Can we move the debate on working parenthood forward? That was the question posed by a panel of writers and commentators at The New America Foundation's New York offices last night. Note the use of the word 'parenthood' rather than 'motherhood'. Still, there was only a scattering of men in the audience.

The panelists are all well known for writing and speaking on what I'll have to call women's issues, although I dislike the term for reasons I can barely explain. Judith Warner wrote the book Perfect Madness - Motherhood in the Age of Anxiety, Sharon Lerner is the author of The War on Moms: On Life in a Family-Unfriendly Nation, Lauren Sandler is everywhere right now discussing her new book One and Only: the Freedom of Having an Only Child, and the Joy of Being One, and I used to listen to Jessica Grose regularly on Slate's Double X podcast. She now writes about things women-related for a host of publications including Slate and The New Republic.

A few takeaways from the evening:

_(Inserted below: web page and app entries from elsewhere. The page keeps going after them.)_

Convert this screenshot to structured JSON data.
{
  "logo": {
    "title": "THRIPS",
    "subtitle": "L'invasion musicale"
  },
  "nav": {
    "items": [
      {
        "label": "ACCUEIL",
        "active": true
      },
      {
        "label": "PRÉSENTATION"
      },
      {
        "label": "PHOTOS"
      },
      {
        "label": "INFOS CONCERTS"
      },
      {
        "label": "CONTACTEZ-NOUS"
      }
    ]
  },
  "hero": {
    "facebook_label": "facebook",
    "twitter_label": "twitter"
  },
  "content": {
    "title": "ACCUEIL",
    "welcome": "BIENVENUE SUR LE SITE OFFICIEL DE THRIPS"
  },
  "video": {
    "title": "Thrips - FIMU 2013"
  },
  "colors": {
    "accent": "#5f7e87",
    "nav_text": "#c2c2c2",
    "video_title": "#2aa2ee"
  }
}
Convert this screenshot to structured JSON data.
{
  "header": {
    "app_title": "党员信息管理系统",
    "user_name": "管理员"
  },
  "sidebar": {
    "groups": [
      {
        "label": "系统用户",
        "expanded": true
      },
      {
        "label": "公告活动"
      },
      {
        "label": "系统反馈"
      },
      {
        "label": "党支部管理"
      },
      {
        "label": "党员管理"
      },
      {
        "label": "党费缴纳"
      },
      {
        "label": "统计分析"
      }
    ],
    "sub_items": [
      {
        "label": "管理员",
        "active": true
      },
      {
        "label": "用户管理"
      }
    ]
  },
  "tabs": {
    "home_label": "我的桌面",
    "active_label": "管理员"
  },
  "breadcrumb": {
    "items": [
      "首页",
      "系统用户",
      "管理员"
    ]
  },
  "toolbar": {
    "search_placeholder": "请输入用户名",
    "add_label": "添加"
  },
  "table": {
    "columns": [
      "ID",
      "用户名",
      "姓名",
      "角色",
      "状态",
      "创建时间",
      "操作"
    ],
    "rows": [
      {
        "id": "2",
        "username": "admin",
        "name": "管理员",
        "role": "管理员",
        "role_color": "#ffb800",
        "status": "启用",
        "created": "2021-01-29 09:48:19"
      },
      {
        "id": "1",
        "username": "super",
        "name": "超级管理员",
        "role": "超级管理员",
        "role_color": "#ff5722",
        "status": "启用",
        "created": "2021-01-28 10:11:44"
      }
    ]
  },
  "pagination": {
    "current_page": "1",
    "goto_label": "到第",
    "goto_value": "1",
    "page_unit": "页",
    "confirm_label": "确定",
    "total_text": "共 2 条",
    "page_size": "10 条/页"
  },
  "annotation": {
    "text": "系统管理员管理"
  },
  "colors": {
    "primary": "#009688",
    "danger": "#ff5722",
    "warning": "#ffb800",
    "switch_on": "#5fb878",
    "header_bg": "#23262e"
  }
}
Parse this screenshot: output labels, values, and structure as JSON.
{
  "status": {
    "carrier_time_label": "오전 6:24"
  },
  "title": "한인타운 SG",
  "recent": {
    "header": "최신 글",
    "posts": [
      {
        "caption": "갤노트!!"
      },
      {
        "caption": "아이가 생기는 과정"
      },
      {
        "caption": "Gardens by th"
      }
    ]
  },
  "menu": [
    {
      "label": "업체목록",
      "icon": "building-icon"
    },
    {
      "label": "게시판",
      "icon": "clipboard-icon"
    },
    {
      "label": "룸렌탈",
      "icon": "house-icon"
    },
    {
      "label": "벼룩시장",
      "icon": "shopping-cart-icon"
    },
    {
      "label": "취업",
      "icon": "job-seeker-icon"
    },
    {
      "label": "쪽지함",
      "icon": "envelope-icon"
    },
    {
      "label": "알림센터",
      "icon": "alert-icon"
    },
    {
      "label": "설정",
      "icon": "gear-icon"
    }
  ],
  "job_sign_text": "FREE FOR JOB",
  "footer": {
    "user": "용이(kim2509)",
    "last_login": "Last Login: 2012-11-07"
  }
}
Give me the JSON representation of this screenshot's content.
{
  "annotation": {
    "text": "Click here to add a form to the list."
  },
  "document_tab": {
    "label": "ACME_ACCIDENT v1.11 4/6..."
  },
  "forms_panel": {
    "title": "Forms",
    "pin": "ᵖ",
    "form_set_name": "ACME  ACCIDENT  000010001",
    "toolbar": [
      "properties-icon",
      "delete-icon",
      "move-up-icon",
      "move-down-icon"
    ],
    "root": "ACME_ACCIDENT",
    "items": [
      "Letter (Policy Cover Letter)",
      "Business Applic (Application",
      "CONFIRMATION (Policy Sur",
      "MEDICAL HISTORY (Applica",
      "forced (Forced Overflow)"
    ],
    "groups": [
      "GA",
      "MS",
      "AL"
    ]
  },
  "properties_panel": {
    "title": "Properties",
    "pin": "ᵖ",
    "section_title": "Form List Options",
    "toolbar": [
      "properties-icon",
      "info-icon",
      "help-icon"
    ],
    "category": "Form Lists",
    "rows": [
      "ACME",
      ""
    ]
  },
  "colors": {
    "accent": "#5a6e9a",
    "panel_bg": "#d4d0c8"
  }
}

  • The debate on working parenthood is stuck in the US for a few reasons: what Sharon Lerner called America's "rampant and deep strains of individualism" is one of them. When I moved here 17 years ago I was truly struck by how allergic to government so many people are in this country. A country that was built by individuals and has long emphasized what one person can achieve if they just work hard enough, isn't that invested in creating a uniform system of leave and childcare policy that could help everyone. Or at least it feels very ambivalent about it. 
  • Another reason may be a reluctance to talk about just how hard things are. Judith Warner said Americans are more open about their sex lives than they are about money (though having just produced a show on sex, I'm not so sure). She said the cost of pre-school is killing all but the wealthiest Americans, but that few people are talking about this honestly.
  • But things aren't perfect in Europe either. Scandinavia may be the envy of many because of its generous family policies, but in the UK, where I grew up, things are more of a mishmash. My friends get a year's maternity leave, but quality, affordable childcare is relatively hard to come by. Lauren Sandler pointed out that this situation is now playing itself out in British homes, as people apparently choose to have smaller families - almost half of British families now have just one child. 
  • The panelists discussed the fact that in the US, the debate on - heck, let's just call it working motherhood - is all about rich women like Marissa Mayer and Sheryl Sandberg. But there are millions and millions of women in this country who have almost no control over their lives and cannot take a sick day if one of their kids is sick, or they're sick, and actually get paid for it. Why do we always focus on the rich and famous? Because, according to the panelists, there is an 'aspirational' culture here that means we're always looking up. This gets me to the evil media, of which I am a member.
  • Lauren Sandler was surprised when her latest piece in the Atlantic - about female writers who had one child - was published with the headline: The Secret to Being Both a Successful Writer and a Mother: Have Just One Kid. She said readers responded mainly to the provocative headline - and the comments beneath the piece - and barely to the content of the piece itself. I was sitting next to friend and colleague Rachael Ellison of Reworking Parents and she echoed Sandler's point, saying the media has a lot to do with the so-called 'Mommy wars' or indeed the discussion around women and work in general. The whole point of a headline is to get people to read or click. I get that. But I think Rachael is right that part of the reason our debates around these issues get stuck is that editors like to focus on the things that have always riled people or always excited people because they know those articles will sell. This really needs an entire blog post to itself.
  • Finally, mothers tend to dominate the conversation on working women. Lauren Sandler put it well: "Women without children are barred from the conversation about women. Not only do they not have a seat at the table but they can't even get into the restroom." This is partly why I'm dong this show. There are so many issues to do with working womanhood that are not child-related, and I want to make sure they get covered.